GOAL OF THE EXERCISE: In the listing that follows, how many lines hold the string "icon"? Answer with the number only.

SOURCE MATERIAL:
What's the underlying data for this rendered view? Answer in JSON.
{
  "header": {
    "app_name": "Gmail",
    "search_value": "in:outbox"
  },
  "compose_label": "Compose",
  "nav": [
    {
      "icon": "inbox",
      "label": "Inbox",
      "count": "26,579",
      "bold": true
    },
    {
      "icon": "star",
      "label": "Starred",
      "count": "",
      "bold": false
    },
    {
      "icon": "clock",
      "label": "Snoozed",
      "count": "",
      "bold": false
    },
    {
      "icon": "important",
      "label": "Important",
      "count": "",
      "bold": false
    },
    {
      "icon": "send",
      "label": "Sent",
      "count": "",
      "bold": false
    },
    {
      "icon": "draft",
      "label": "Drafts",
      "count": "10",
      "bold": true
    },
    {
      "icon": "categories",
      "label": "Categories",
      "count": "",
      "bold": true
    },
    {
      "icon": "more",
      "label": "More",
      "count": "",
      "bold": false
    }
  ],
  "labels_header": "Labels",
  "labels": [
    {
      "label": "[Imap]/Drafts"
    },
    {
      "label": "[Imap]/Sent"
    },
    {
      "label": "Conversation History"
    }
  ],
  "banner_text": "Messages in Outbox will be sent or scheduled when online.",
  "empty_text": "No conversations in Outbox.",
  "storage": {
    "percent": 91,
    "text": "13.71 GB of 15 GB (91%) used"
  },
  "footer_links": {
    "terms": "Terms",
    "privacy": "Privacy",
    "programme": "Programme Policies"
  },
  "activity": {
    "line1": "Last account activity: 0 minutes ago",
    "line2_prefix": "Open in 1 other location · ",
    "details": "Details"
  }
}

WRITTEN SOLUTION: 8